If the puncture is in the tread (the part of the tire that contacts the road), most tire shops will repair it (though most new-car dealerships won’t; they’ll try to sell you a new tire). If the damage is to the sidewall (the vertical part of the tire), repairs aren’t possible. Some tires have to be replaced in pairs, so don’t be surprised if the tire dealer tells you to buy two. Ask.Read More
Tires are made up of many different parts, and it’s important to understand how they work. A. Tire Belts Rubber-coated layers of steel, fiberglass, rayon, and other materials located between the tread and plies, crisscrossing at angles, hold the plies in place.Read More
It’s a black donut made of rubber, placed on a vehicle so the driver can transport himself and his cargo from point A to point B. The tire has to allow for easy steering, braking, and cornering. It must provide for a comfortable, safe ride. It needs to be durable. And that’s about the extent of what most of us know.Read More
Prior to its invention in 1888 by John Boyd Dunlop, bicycling was a bumpy and somewhat uncomfortable experience. Tires were made out of leather (and later solid rubber) attached to a wood or metal rim. The air-filled tire brought with it a smooth, comfortable, and stable ride. It's no surprise that it also helped make bicycling more popular.Read More
Products Top 10 Best Tire. The affordable tire pressure gauge is made in the U.S. from durable plated brass and includes a built-in deflator valve, single chuck head, and four-side white nylon.Read More
The tire cover comes in a variety of sizes. However, this specific model fits bus tires as its diameter is 40-42 inches. The fabric it's made from resembles diamond-plated steel. Its color also.Read More

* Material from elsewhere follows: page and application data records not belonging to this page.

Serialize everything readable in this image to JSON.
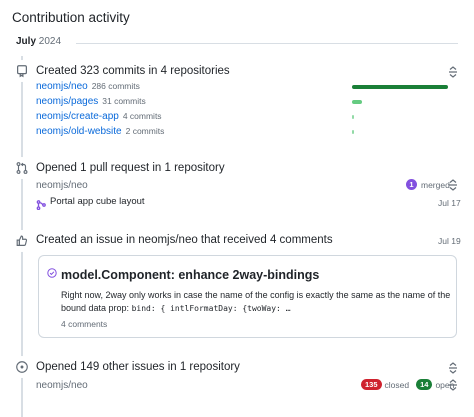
{
  "section": {
    "title": "Contribution activity"
  },
  "month": {
    "name": "July",
    "year": "2024"
  },
  "colors": {
    "bar_dark": "#1a7f37",
    "bar_light": "#4ac26b",
    "link": "#0969da",
    "merged": "#8250df",
    "closed": "#cf222e",
    "open": "#1a7f37"
  },
  "commits": {
    "title": "Created 323 commits in 4 repositories",
    "icon": "repo-push-icon",
    "repos": [
      {
        "name": "neomjs/neo",
        "count": "286 commits",
        "share": 0.885
      },
      {
        "name": "neomjs/pages",
        "count": "31 commits",
        "share": 0.096
      },
      {
        "name": "neomjs/create-app",
        "count": "4 commits",
        "share": 0.012
      },
      {
        "name": "neomjs/old-website",
        "count": "2 commits",
        "share": 0.006
      }
    ]
  },
  "pull_requests": {
    "title": "Opened 1 pull request in 1 repository",
    "icon": "git-pull-request-icon",
    "repo": "neomjs/neo",
    "merged_count": "1",
    "merged_label": "merged",
    "items": [
      {
        "title": "Portal app cube layout",
        "date": "Jul 17"
      }
    ]
  },
  "issue_comments": {
    "title": "Created an issue in neomjs/neo that received 4 comments",
    "date": "Jul 19",
    "icon": "thumbs-up-icon",
    "card": {
      "title": "model.Component: enhance 2way-bindings",
      "text_line1": "Right now, 2way only works in case the name of the config is exactly the same as the name of the",
      "text_line2_prefix": "bound data prop: ",
      "text_line2_code": "bind: { intlFormatDay: {twoWay: …",
      "comments": "4 comments"
    }
  },
  "other_issues": {
    "title": "Opened 149 other issues in 1 repository",
    "icon": "issue-opened-icon",
    "repo": "neomjs/neo",
    "closed_count": "135",
    "closed_label": "closed",
    "open_count": "14",
    "open_label": "open"
  }
}
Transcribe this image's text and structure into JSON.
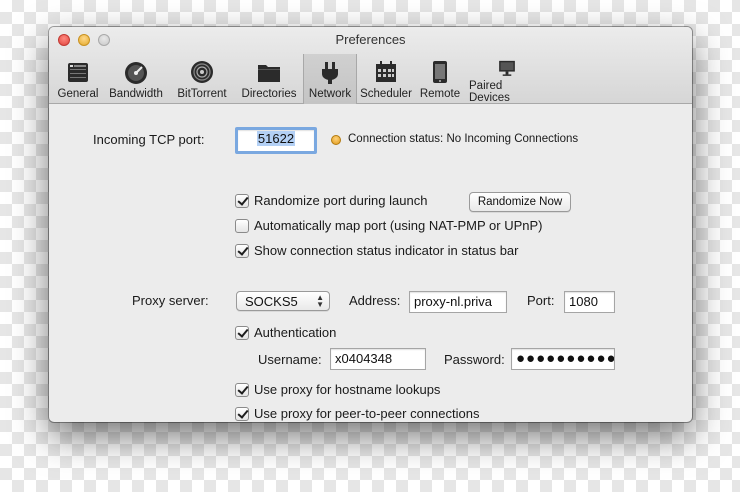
{
  "window": {
    "title": "Preferences"
  },
  "toolbar": {
    "items": [
      {
        "label": "General",
        "icon": "general-icon"
      },
      {
        "label": "Bandwidth",
        "icon": "gauge-icon"
      },
      {
        "label": "BitTorrent",
        "icon": "bittorrent-icon"
      },
      {
        "label": "Directories",
        "icon": "folder-icon"
      },
      {
        "label": "Network",
        "icon": "plug-icon",
        "selected": true
      },
      {
        "label": "Scheduler",
        "icon": "calendar-icon"
      },
      {
        "label": "Remote",
        "icon": "phone-icon"
      },
      {
        "label": "Paired Devices",
        "icon": "monitor-icon"
      }
    ]
  },
  "network": {
    "incoming_port_label": "Incoming TCP port:",
    "incoming_port_value": "51622",
    "connection_status": "Connection status: No Incoming Connections",
    "connection_status_color": "#e09a1a",
    "randomize_label": "Randomize port during launch",
    "randomize_checked": true,
    "randomize_now_label": "Randomize Now",
    "automap_label": "Automatically map port (using NAT-PMP or UPnP)",
    "automap_checked": false,
    "show_status_label": "Show connection status indicator in status bar",
    "show_status_checked": true,
    "proxy_server_label": "Proxy server:",
    "proxy_type": "SOCKS5",
    "address_label": "Address:",
    "address_value": "proxy-nl.priva",
    "port_label": "Port:",
    "port_value": "1080",
    "auth_label": "Authentication",
    "auth_checked": true,
    "username_label": "Username:",
    "username_value": "x0404348",
    "password_label": "Password:",
    "password_value": "●●●●●●●●●●",
    "hostname_label": "Use proxy for hostname lookups",
    "hostname_checked": true,
    "p2p_label": "Use proxy for peer-to-peer connections",
    "p2p_checked": true
  }
}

The first practical pneumatic tire was made in 1888 on May Street, Belfast, by Scots-born John Boyd Dunlop, owner of one of Ireland's most prosperous veterinary practices. It was an effort to prevent the headaches of his 10-year-old son Johnnie, while riding his tricycle on rough pavements. His doctor, John, later Sir John Fagan, had prescribed cycling as an exercise for the boy, and was a.Read More
Nothing is more annoying than stopping to fill an under-inflated tire every week or two. Of course the first thing you look for is a puncture or tear. It's normal for tires to lose a few PSI.Read More